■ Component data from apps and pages
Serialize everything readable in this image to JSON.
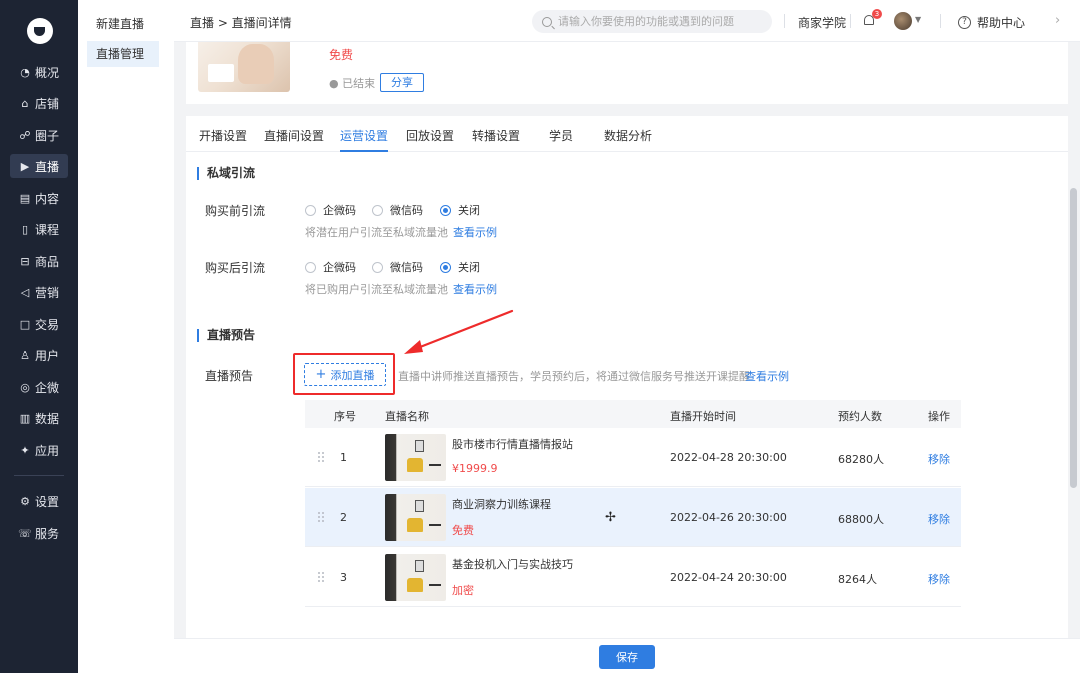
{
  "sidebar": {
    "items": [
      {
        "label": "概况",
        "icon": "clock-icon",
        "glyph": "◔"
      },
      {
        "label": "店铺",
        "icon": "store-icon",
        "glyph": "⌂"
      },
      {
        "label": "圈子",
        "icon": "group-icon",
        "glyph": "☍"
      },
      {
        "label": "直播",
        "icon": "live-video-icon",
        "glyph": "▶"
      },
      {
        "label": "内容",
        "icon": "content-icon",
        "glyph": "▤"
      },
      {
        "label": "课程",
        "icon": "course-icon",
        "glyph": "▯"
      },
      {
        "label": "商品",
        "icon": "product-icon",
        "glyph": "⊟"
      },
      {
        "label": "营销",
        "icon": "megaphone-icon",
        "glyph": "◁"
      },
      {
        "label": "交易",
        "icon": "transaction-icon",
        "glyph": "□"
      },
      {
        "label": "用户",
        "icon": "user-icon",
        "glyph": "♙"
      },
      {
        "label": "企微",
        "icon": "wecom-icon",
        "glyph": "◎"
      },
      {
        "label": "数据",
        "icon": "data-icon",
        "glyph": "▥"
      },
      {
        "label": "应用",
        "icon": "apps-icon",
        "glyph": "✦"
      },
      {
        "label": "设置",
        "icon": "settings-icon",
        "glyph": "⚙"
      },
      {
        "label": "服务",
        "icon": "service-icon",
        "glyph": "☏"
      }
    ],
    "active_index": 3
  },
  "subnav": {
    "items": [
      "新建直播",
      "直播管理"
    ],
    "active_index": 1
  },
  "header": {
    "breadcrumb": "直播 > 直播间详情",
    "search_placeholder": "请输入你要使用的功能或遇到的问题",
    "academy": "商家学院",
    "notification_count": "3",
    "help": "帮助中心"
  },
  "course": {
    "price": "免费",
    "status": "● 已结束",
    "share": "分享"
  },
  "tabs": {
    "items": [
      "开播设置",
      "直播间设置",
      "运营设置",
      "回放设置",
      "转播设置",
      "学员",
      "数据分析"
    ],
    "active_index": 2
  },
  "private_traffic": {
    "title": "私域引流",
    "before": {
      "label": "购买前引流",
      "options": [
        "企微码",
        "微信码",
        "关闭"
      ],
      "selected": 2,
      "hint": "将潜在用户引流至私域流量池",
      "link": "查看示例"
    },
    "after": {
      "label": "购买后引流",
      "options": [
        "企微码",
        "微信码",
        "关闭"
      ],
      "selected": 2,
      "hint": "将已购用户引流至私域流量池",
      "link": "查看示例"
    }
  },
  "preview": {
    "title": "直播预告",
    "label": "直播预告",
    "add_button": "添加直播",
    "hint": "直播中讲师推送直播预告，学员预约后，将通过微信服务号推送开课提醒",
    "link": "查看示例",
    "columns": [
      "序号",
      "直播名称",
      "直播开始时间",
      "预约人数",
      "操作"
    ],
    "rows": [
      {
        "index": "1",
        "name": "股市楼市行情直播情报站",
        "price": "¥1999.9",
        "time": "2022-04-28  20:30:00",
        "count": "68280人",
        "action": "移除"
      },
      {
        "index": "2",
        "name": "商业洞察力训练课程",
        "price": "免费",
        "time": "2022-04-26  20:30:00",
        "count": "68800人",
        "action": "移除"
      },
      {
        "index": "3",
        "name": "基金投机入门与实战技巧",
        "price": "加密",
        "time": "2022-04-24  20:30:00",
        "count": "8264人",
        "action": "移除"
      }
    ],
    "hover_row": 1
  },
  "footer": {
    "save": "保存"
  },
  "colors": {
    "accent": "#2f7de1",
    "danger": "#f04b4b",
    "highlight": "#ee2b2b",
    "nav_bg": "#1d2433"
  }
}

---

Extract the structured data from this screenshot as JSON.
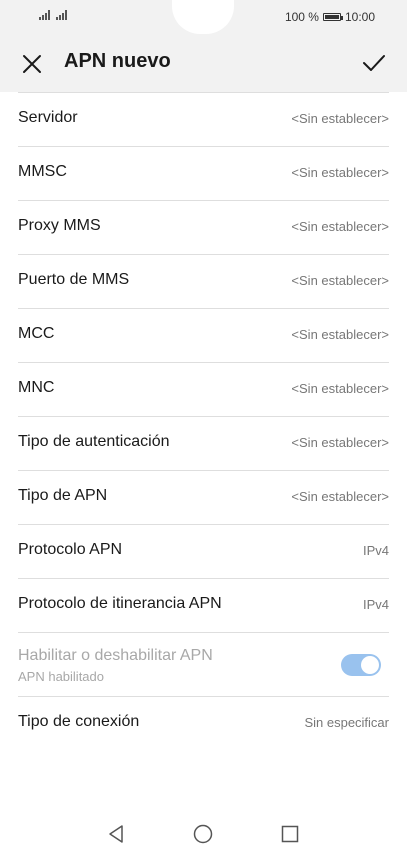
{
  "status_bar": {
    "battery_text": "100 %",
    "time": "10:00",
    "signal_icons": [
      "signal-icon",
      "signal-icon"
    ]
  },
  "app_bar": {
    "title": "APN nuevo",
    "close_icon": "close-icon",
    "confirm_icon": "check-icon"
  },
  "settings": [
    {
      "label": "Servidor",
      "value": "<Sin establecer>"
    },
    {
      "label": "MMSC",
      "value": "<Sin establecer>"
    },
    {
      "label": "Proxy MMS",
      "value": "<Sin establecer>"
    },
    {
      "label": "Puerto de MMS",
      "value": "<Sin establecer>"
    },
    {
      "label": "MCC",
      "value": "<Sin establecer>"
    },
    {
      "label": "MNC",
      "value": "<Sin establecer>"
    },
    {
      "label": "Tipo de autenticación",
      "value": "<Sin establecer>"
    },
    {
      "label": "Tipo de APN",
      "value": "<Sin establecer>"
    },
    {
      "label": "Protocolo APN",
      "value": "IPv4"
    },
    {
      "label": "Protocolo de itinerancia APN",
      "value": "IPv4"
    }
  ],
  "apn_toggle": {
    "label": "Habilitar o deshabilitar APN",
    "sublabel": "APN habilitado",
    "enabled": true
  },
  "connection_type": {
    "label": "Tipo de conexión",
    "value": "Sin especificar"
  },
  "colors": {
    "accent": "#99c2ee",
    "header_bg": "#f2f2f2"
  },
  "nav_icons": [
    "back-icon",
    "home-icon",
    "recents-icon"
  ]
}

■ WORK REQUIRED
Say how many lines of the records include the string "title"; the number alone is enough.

■ RESPONSE
3